This past year, levels of tension and angst have risen in communities from coast to coast. Each issue elicits strong opinions and hateful words, polarizing segments of our communities fueled by the unending stream of social media. Is anyone else exhausted by it all? Maybe it’s time to pay attention to the attitudes prevalent among Millennials.
Take a look at the photo. What do YOU see?
This past year, levels of tension and angst have risen in communities from coast to coast. LGBT rights, immigration reform, sexism in the workplace, race relations – each issue elicits strong opinions and hateful words, polarizing segments of our communities fueled by the unending stream of social media. Is anyone else exhausted by it all?
Our community has not been immune to some of the divisive commentary that has re-opened decades-old wounds we all wished were close to healing.
But I believe there’s reason for optimism, and I feel bullish about the future of our H-F community. Why?
For starters, there’s an entire generation growing up that doesn’t view the world the way many of us Gen Xers and Baby Boomers do, in particular on the diversity front.
Recent research through Deloitte’s Leadership Center for Inclusion shines more light on this. The younger generations seem more willing to respect and celebrate individuals’ backgrounds, experiences, identities and beliefs rather than “bucket” people according to race, gender, religion or sexual-orientation.
So again, look at this picture. What do you see? Two lesbians surrounded by black, white, Asian, Hispanic, and mixed-race kids? Our children don’t see that at all.
This photo captures H-F’s U-15 Valkyries soccer team at the wedding of their coaches, Coach Angie and Coach Kim. It was an incredibly proud day for our community when the coaches told the team and parents they were getting married. The courage and pride in Angie’s voice, the elation and joy on the faces of these girls, the sense of love and acceptance by the parents ….
Race, ethnicity, sexual orientation … who cares? You know what our kids see in this picture?
They see two coaches they love, admire and look up to.
They see their teammates, whom they trust and rely on.
They see close friends, whom they respect for who they are, not what they look like.
They see a close-knit community celebrating the love of two people they care about.
This photo is uniquely Homewood-Flossmoor. Ask yourself: In what other community could this image be a reality, with the degree of unconditional love and genuine acceptance you see?

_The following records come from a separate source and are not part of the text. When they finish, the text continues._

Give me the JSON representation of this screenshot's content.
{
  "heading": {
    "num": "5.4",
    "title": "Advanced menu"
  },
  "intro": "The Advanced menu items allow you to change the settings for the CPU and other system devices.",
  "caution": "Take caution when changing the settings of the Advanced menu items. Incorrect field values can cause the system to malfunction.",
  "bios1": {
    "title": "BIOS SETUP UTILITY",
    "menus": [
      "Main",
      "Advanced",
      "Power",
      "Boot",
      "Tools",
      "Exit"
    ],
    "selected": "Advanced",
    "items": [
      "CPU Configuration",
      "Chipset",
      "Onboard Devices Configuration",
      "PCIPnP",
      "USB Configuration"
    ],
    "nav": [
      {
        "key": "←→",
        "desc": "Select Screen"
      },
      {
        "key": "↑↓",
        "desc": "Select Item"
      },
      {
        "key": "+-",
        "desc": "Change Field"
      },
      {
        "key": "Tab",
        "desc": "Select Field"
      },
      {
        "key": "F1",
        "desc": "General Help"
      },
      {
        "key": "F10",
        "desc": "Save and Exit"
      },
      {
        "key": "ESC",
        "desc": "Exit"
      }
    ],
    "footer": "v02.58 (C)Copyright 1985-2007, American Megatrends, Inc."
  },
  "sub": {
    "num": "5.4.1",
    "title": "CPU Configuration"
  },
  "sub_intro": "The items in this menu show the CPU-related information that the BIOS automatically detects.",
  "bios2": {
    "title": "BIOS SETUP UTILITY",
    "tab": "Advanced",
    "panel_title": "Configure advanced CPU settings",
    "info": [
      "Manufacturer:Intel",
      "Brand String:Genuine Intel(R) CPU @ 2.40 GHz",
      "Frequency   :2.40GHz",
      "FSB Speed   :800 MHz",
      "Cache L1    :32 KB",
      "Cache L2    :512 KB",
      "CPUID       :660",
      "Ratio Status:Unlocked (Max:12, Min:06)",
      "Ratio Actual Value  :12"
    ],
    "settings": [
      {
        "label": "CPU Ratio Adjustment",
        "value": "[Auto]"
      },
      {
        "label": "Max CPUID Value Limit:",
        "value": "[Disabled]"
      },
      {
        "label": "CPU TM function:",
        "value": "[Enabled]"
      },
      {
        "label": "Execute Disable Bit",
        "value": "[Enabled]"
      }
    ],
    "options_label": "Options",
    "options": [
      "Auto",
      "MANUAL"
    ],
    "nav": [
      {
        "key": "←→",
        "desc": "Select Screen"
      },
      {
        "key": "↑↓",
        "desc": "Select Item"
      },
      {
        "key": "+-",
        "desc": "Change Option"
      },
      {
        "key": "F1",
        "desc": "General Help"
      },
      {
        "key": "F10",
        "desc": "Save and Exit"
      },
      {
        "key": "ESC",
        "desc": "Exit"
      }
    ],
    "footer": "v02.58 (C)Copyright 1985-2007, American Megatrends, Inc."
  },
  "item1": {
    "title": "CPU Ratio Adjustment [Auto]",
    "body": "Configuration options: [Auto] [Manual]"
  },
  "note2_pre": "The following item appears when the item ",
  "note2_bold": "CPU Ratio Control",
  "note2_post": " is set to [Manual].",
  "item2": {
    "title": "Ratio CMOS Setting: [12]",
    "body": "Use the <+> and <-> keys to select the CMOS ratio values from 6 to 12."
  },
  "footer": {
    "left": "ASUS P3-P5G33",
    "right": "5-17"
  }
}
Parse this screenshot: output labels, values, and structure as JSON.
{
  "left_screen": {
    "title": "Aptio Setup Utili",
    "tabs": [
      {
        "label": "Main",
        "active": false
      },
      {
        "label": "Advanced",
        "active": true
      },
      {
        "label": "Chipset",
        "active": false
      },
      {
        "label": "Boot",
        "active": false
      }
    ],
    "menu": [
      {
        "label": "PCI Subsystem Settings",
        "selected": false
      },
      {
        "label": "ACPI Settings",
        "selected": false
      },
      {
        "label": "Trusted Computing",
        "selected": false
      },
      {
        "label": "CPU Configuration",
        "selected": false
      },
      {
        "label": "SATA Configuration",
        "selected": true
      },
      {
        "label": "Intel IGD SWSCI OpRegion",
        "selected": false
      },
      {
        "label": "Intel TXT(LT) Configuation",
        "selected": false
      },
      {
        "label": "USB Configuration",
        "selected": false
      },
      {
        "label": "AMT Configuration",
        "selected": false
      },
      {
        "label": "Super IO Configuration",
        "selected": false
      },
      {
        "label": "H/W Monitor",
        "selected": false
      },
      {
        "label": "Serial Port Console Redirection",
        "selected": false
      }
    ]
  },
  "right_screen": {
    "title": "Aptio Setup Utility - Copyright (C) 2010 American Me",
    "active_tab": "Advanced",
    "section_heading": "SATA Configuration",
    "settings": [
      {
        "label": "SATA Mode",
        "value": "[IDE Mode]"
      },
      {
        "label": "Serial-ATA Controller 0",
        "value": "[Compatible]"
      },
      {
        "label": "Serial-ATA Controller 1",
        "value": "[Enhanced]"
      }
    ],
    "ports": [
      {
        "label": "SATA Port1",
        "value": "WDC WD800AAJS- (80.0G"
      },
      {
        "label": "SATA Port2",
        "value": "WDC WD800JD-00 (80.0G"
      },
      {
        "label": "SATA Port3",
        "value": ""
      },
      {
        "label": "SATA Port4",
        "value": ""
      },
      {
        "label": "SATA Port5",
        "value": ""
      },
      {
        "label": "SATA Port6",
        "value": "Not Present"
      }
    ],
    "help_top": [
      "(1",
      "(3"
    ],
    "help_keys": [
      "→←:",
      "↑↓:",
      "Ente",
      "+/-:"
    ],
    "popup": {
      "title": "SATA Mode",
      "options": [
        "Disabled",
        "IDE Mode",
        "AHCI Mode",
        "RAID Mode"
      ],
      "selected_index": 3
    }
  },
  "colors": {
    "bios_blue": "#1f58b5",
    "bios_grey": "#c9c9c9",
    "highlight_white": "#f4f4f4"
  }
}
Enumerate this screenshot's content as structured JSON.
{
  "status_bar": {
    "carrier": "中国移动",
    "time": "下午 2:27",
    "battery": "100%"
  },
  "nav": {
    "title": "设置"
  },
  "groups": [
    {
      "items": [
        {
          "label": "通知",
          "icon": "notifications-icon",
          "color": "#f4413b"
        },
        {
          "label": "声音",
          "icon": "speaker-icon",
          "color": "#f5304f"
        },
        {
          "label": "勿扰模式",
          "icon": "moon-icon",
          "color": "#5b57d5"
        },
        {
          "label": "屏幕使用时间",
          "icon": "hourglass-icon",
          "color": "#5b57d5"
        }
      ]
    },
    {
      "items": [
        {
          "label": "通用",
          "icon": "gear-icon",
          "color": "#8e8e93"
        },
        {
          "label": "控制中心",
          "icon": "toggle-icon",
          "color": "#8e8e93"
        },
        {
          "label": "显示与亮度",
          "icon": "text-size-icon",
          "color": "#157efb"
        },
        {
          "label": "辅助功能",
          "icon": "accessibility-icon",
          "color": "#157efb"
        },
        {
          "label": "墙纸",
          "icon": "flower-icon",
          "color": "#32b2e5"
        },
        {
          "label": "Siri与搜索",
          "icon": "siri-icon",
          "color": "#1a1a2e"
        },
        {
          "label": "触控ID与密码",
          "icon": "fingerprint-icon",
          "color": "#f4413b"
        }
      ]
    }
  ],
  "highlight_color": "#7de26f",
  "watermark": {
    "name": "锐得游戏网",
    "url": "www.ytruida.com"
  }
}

I believe Homewood-Flossmoor is uniquely positioned to show the country what it means to be a truly inclusive community – a community that celebrates and shines a light on the richness of our diversity.
So where do we go from here?
In the days ahead, I encourage us to be aware of our own personal biases, to walk in someone else’s shoes, to strike up the conversation you might otherwise avoid.
I ask that we challenge ourselves ― and our friends ― to speak up when we hear something not quite right.
I ask that we be sensitive to the words we choose, and consider the impact those words may have on others.
And finally, I ask that we work hard to be tolerant, patient and understanding and to amplify the good that happens in this wonderful community of ours. We have a great deal to be proud of!
The anthropologist Margaret Mead said, “Never doubt that a small group of thoughtful, committed citizens can change the world. Indeed, it’s the only thing that ever has.”
Our kids are well on their way to doing exactly that. Let’s commit to live up to their high standards to make a positive impact in this great community we call home.
Oh, and if you need a healthy dose of courage or inspiration to do so, or aren’t quite sure how to go about it or where to start?
Just ask our children; there’s a lot we can learn.
Brent Bachus is a 20+ year resident of the H-F area, where he lives with his wife Maggie and two teenage daughters.